Early versus later response to treatment in patients with community-acquired pneumonia: analysis of the REACH study
1 Department of Pathophysiology and Transplantation, University of Milan, IRCCS Fondazione Ospedale Maggiore, Policlinico Cà Granda Milano, Italy
2 Department of Internal Medicine III, Haematology and Oncology, University Hospital Munich, Munich, Germany
3 Health Economics and Outcomes Research, AstraZeneca, 1800 Concord Pike, 19850 Wilmington, DE, USA
4 Medical Evidence Centre (Global Medical Affairs), AstraZeneca, Parque Norte, Edificio Roble, Serrano Galvache 56, 28033 Madrid, Spain
5 Instat Services, Inc., 1 Wilson Street, Chatham, NJ 07928 USA
6 Department of Medicine, Hospital Universitari Mutua de Terrassa, Plaza Doctor Robert 5, 08221 Terrassa, Barcelona, Spain
Respiratory Research 2014, 15:6 doi:10.1186/1465-9921-15-6Published: 22 January 2014
Key goals in the treatment of CAP include early response to treatment and achievement of clinical stability. The US FDA recommends early response endpoints (72 hours after initiation of treatment) in clinical trials for the treatment of community-acquired bacterial pneumonia. REACH (REtrospective Study to Assess the Clinical Management of Patients With Moderate-to-Severe Complicated Skin and Soft Tissue Infections [cSSTI] or CAP in the Hospital Setting) was a retrospective observational study, providing current data on the clinical management and resource burden of CAP in real-life settings in European hospitals. This analysis reviews the characteristics and outcomes of patients showing early positive response to treatment (time to clinical stability [TCS] ≤4 days, as assessed by Halm’s criteria) compared with patients with later positive response (TCS >4 days).
Patients were adults, hospitalized with CAP (2010–2011) and requiring in-hospital treatment with intravenous antibiotics.
Of the 2039 patients included in REACH, 585 (28.7%) had TCS assessed by Halm’s criteria: 332 (56.8%) showed early response (median 3.0 days), and 253 (43.2%) showed later response to treatment (median 7.0 days). Use of Halm’s criteria varied across participating countries, ranging from 0% (Belgium) to 49.1% (UK). Patient characteristics and relevant medical history were similar between the two groups. There were no notable differences in initial antibiotic therapy between groups, except that more early responders had been treated with amoxicillin–clavulanate and amoxicillin monotherapy (22.6%; 7.5%, respectively) than later responders (5.9%; 1.2%, respectively). Initial treatment modification and re-infection or recurrences were less frequent in early responders compared with later responders (14.2% and 3.3% vs. 34.8% and 5.9%, respectively). Early responders had a shorter duration of hospitalization (mean 9.4 ± SD 7.0; median 8.0 days vs. mean 15.6 ± SD 10.5; median 12.0 days, respectively), lower rate of ICU admission (3.3% vs. 21.3%) and shorter duration of ICU stay (mean 6.2 ± SD 5.7; median 4.0 days vs. mean 10.4 ± SD 10.1; median 8.0 days, respectively) compared with later responders. Mortality was low in both groups.
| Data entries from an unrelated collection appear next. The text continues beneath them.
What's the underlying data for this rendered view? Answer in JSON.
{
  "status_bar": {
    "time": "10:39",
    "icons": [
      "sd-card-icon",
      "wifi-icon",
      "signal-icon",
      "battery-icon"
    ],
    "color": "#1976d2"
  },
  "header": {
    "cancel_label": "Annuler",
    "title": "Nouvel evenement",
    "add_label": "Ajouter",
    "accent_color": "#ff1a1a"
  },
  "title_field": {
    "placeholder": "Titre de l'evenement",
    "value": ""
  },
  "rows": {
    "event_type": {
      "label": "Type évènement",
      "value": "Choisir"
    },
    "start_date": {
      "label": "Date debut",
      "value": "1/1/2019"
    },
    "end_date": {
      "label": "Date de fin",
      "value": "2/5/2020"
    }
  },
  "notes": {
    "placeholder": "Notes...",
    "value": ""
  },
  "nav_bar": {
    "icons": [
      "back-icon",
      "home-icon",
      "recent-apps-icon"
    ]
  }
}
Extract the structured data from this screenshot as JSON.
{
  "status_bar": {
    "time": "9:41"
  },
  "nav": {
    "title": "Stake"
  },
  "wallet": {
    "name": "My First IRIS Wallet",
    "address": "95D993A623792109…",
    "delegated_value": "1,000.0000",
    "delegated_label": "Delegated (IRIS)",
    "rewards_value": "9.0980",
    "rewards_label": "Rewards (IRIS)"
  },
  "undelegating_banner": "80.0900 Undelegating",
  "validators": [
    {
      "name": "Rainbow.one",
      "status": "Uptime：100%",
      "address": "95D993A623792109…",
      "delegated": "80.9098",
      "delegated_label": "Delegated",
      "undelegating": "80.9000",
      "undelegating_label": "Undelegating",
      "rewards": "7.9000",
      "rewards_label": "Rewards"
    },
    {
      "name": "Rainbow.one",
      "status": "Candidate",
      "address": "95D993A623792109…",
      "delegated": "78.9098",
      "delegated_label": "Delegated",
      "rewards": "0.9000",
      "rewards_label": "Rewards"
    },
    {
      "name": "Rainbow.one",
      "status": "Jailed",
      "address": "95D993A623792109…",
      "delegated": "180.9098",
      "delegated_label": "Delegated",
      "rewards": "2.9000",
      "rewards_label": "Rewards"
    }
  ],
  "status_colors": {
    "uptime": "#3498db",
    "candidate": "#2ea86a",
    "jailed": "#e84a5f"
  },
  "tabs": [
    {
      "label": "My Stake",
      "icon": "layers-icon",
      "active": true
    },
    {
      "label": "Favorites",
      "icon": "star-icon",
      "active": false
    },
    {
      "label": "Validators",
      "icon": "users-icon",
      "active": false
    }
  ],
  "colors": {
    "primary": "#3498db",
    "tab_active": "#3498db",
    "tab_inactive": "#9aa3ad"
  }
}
Achieving early clinical stabilization in CAP (≤4 days) is associated with improved outcomes, lower requirement for initial treatment modification or readmission and lower resource use, compared with a later response.